We visited the Yantian International Container Terminal first. Cargo ships filled goods bound for America start here. It was interesting to see the counterpart of the port of Longbeach. Yantian is one of the biggest ports in the world.
We completed our upstream tour of Target’s supply chain the next day. We visited a toy doll manufacture and a furniture factory. We watched as the products went from raw material to packaged, finished product, FOB factory door (i.e. Target’s property in China).
At the doll factory we saw men molding plastic and women in assembly lines combing hair, putting clothes on, and packaging the dolls. At the furniture factory we saw sparks fly, metal cut, and machines move aluminum into giant red hot ovens. This is where the retail products we buy every day are made.
It was amazing to see what we’re learning in Operations Management play out in front of us. All our heads turned back to Professor Hasler whenever we heard a factory manager mention a bottleneck, 6 sigma, or statistical process control.
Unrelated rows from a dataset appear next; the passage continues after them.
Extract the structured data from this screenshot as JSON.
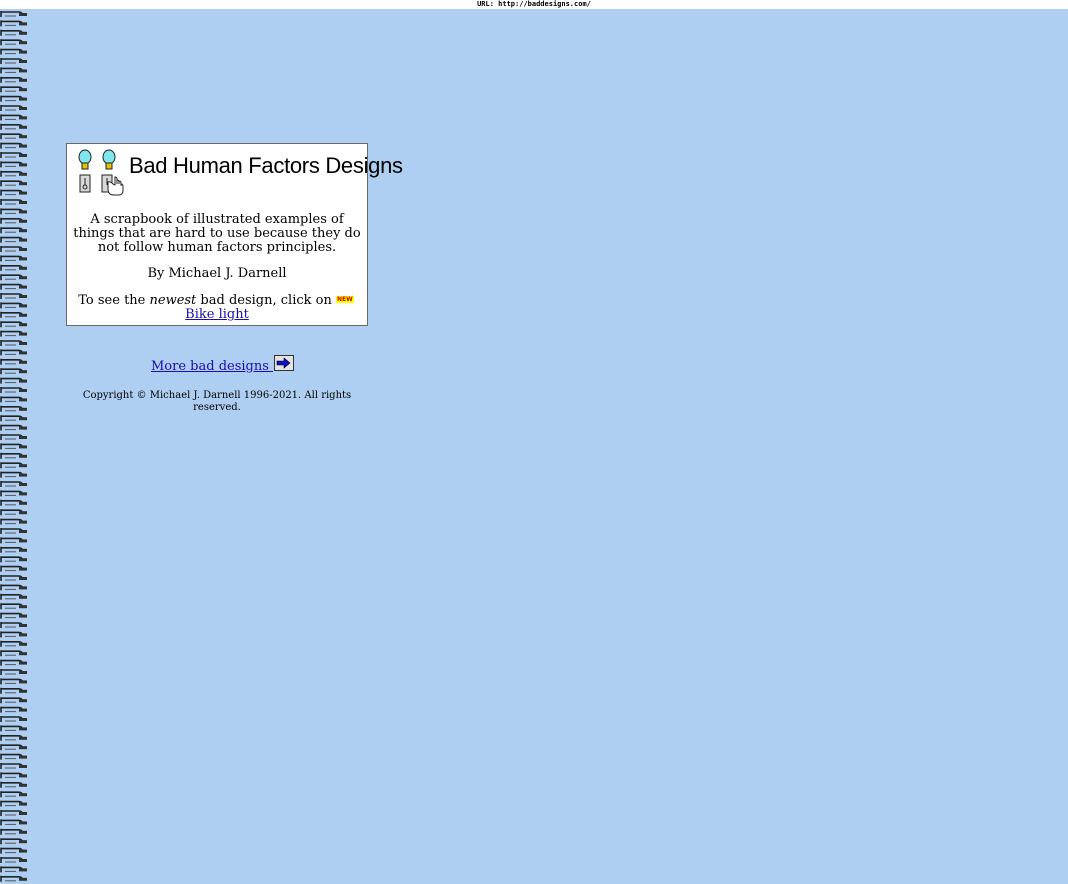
{
  "url_bar": {
    "text": "URL: http://baddesigns.com/"
  },
  "card": {
    "title": "Bad Human Factors Designs",
    "description": "A scrapbook of illustrated examples of things that are hard to use because they do not follow human factors principles.",
    "byline": "By Michael J. Darnell",
    "newest_prefix": "To see the ",
    "newest_emphasis": "newest",
    "newest_suffix": " bad design, click on ",
    "new_badge": "NEW",
    "newest_link": " Bike light"
  },
  "more_link": "More bad designs ",
  "copyright": "Copyright © Michael J. Darnell 1996-2021. All rights reserved.",
  "colors": {
    "background": "#aecff2",
    "link": "#1a0dab",
    "card_bg": "#ffffff",
    "bulb": "#7fe6ee",
    "bulb_base": "#e2c300"
  },
  "icons": [
    "spiral-binding",
    "lightbulb-icon",
    "switch-icon",
    "hand-pointer-icon",
    "right-arrow-icon"
  ]
}
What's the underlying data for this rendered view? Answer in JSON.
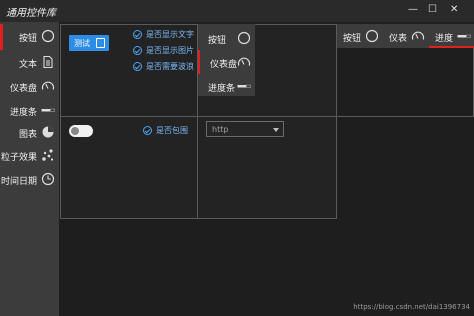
{
  "app": {
    "title": "通用控件库"
  },
  "window_controls": {
    "minimize": "—",
    "maximize": "☐",
    "close": "✕"
  },
  "sidebar": {
    "items": [
      {
        "label": "按钮",
        "icon": "circle-icon"
      },
      {
        "label": "文本",
        "icon": "document-icon"
      },
      {
        "label": "仪表盘",
        "icon": "gauge-icon"
      },
      {
        "label": "进度条",
        "icon": "progress-bar-icon"
      },
      {
        "label": "图表",
        "icon": "pie-chart-icon"
      },
      {
        "label": "粒子效果",
        "icon": "particles-icon"
      },
      {
        "label": "时间日期",
        "icon": "clock-icon"
      }
    ],
    "active_index": 0
  },
  "button_panel": {
    "test_button": {
      "label": "测试",
      "icon": "person-icon"
    },
    "checkboxes": [
      {
        "label": "是否显示文字",
        "checked": true
      },
      {
        "label": "是否显示图片",
        "checked": true
      },
      {
        "label": "是否需要波浪",
        "checked": true
      }
    ]
  },
  "vertical_menu": {
    "items": [
      {
        "label": "按钮",
        "icon": "circle-icon"
      },
      {
        "label": "仪表盘",
        "icon": "gauge-icon"
      },
      {
        "label": "进度条",
        "icon": "progress-bar-icon"
      }
    ],
    "active_index": 1
  },
  "horizontal_menu": {
    "items": [
      {
        "label": "按钮",
        "icon": "circle-icon"
      },
      {
        "label": "仪表",
        "icon": "gauge-icon"
      },
      {
        "label": "进度",
        "icon": "progress-bar-icon"
      }
    ],
    "active_index": 2
  },
  "toggle_panel": {
    "checkbox_label": "是否包围",
    "checked": true,
    "toggle_on": false
  },
  "combo": {
    "value": "http"
  },
  "watermark": "https://blog.csdn.net/dai1396734",
  "colors": {
    "accent": "#2d8ce6",
    "active_indicator": "#e02020",
    "sidebar_bg": "#3c3c3c",
    "content_bg": "#1e1e1e"
  }
}
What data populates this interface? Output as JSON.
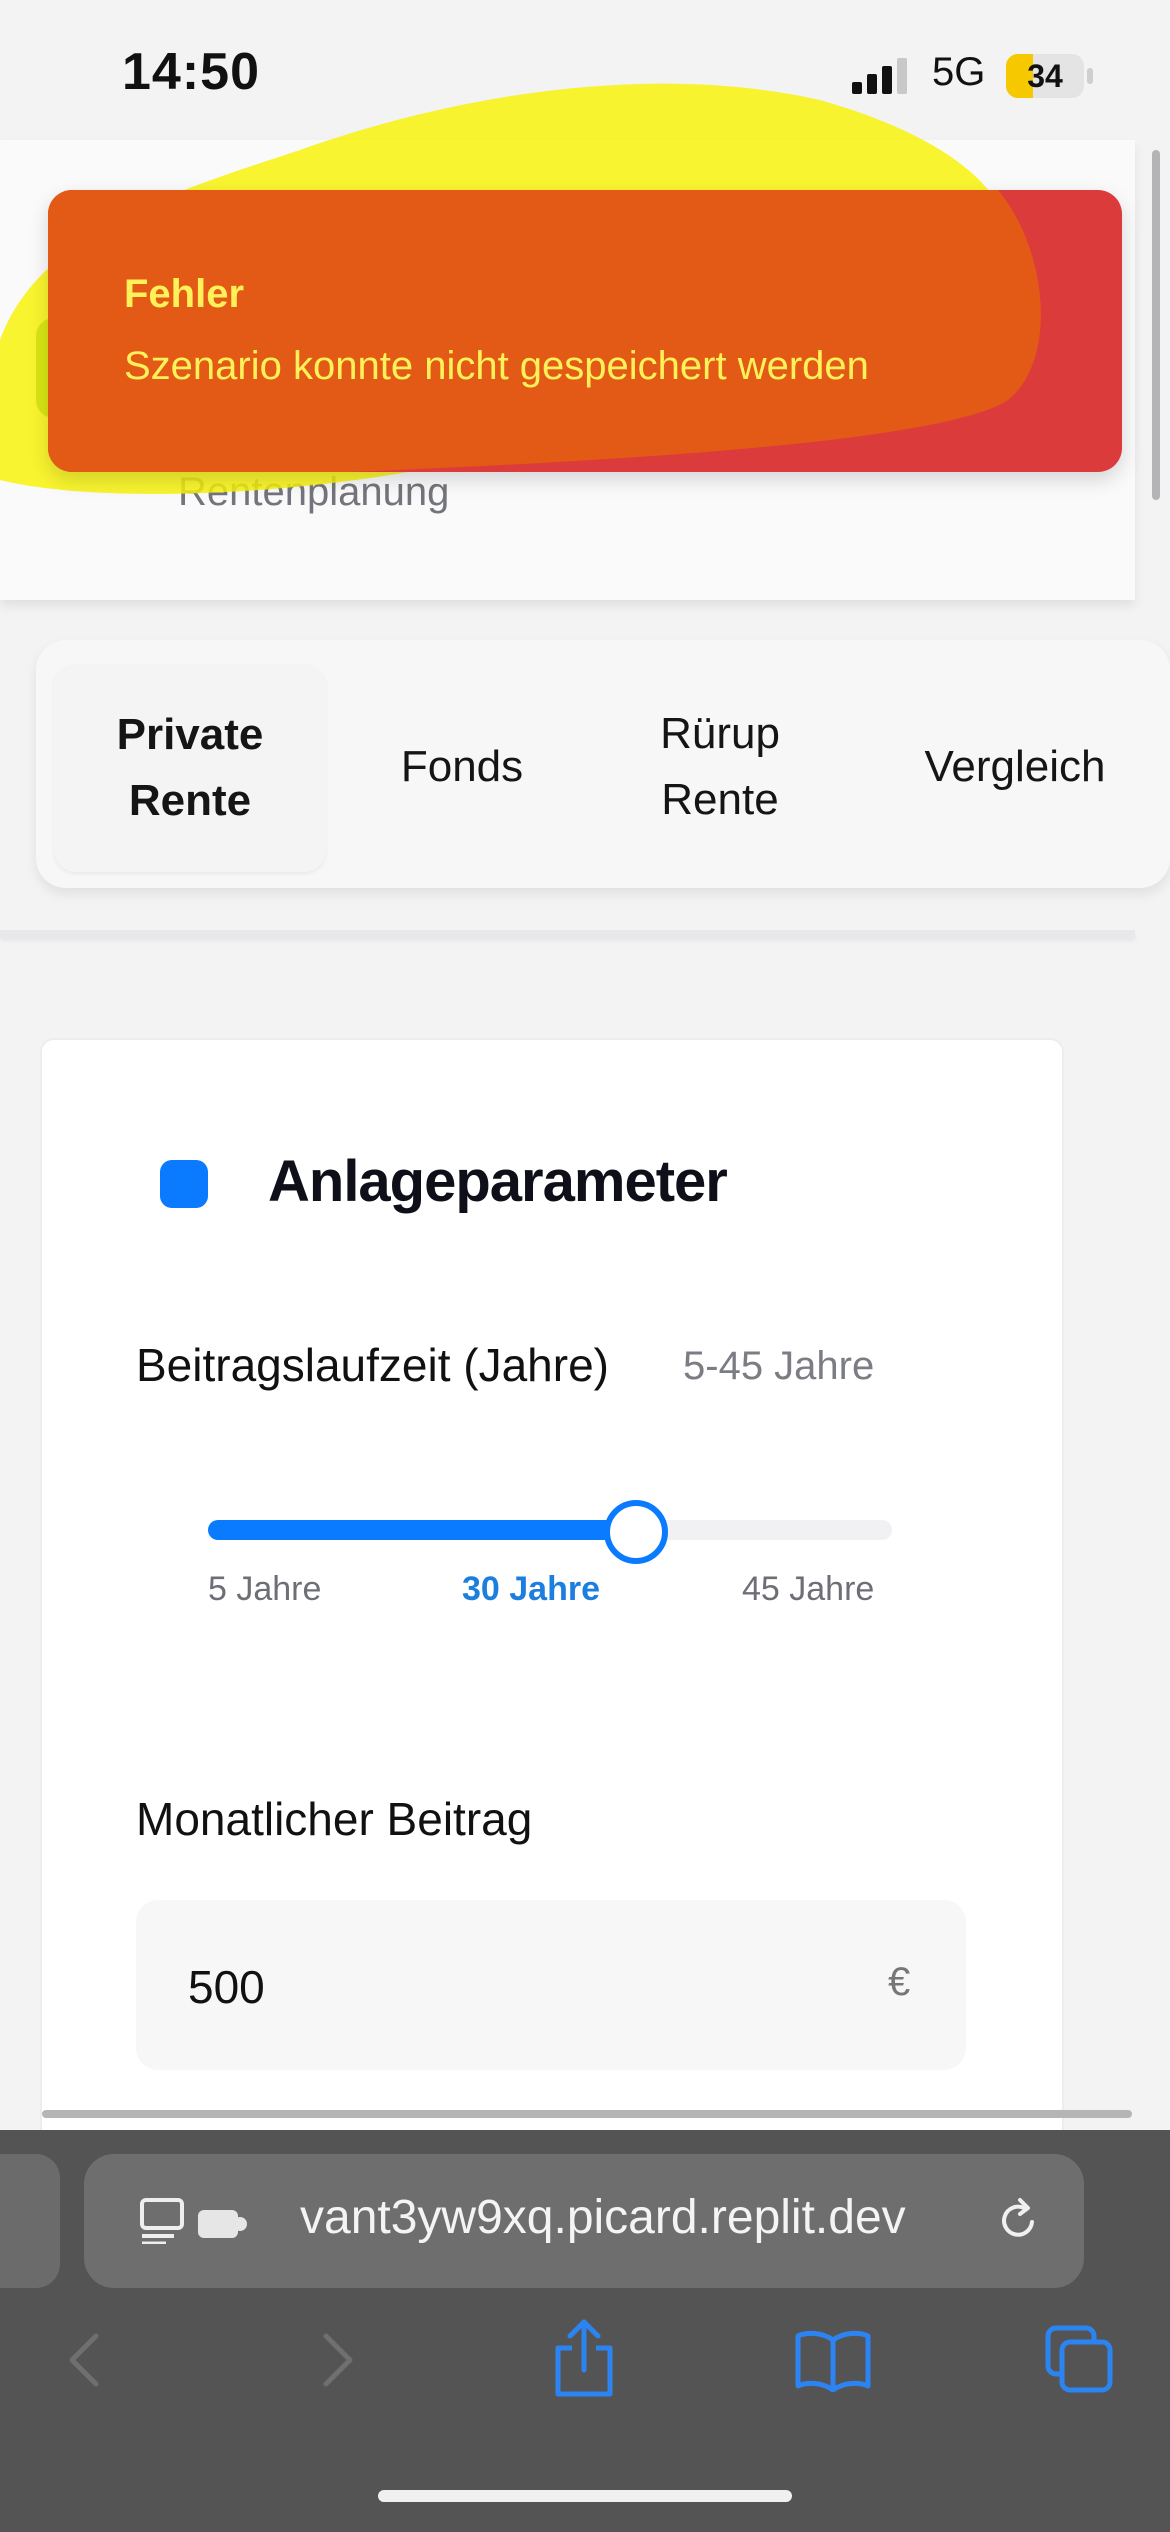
{
  "status_bar": {
    "time": "14:50",
    "network": "5G",
    "battery_level": "34",
    "signal_icon": "cellular-signal-icon"
  },
  "header": {
    "subtitle": "Rentenplanung",
    "badge_color": "#2f9b43"
  },
  "toast": {
    "title": "Fehler",
    "message": "Szenario konnte nicht gespeichert werden",
    "background_color": "#dc3b3b",
    "text_color": "#fff15a"
  },
  "tabs": [
    {
      "label": "Private\nRente",
      "active": true
    },
    {
      "label": "Fonds",
      "active": false
    },
    {
      "label": "Rürup\nRente",
      "active": false
    },
    {
      "label": "Vergleich",
      "active": false
    }
  ],
  "parameters": {
    "heading": "Anlageparameter",
    "accent_color": "#0a7bff",
    "duration": {
      "label": "Beitragslaufzeit (Jahre)",
      "range_hint": "5-45 Jahre",
      "min_label": "5 Jahre",
      "max_label": "45 Jahre",
      "value_label": "30 Jahre",
      "min": 5,
      "max": 45,
      "value": 30
    },
    "contribution": {
      "label": "Monatlicher Beitrag",
      "value": "500",
      "currency": "€"
    }
  },
  "browser": {
    "url": "vant3yw9xq.picard.replit.dev",
    "icons": [
      "reader-icon",
      "extension-icon",
      "reload-icon",
      "back-icon",
      "forward-icon",
      "share-icon",
      "bookmarks-icon",
      "tabs-icon"
    ]
  }
}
We visited the tech factory where Texas Instrument calculators are made. We dawned white jackets and footies and entered the clean room where hundreds of workers and machines build electronics on assembly lines. We counted the cycle time: one calculator every 4 seconds.
At every factory, managers greeted us with huge smiles and free refreshments. We watched presentations in nice, air conditioned boardrooms one minute and breathed the air in factories filled with hundreds of laborers working assembly lines for $150 a month.
South China is a different world. Signs reading “No Pain, No Gain” hang on the wall of the factories. People (mostly teenagers from rural parts of China) fall in on the assembly line to fasten, paint, weld, mold, soder, screw, attach, and assemble the same product every day for hours at a time. Yet, these jobs are lifting millions out of poverty.
It makes me humbled for the opportunities I’m given at McCombs and thankful to be an American.
The relationships forming between everyone on this trip have been the best part. Our adventures last week really solidified us as a group. At nights we ate Korean BBQ together and cheered on the USA in the world cup. Professor Hasler told us stories from when he was in business and told us to look around: ten years from now we’ll realize the people we are on this trip with are our network.
That weekend 15 of us took a weekend trip to Beijing. We stayed in a hostel with college-aged students from around the world. We saw Tienamen Square, the Forbidden City, the Great Wall, and the Olympic stadium.
A few of us ran into two businessmen from Houston on the Great Wall. They were doing quality inspection at one of their vendors’ factories near Beijing. When they found out we were McCombs students, they said to give them a call if we’re interested in a job. Recruitment on the Great Wall of China? That may (or may not) be a first in McCombs’ history.
Next stop: 4th of July cruise and BBQ to celebrate America’s independence in south China. Final week in Hong Kong!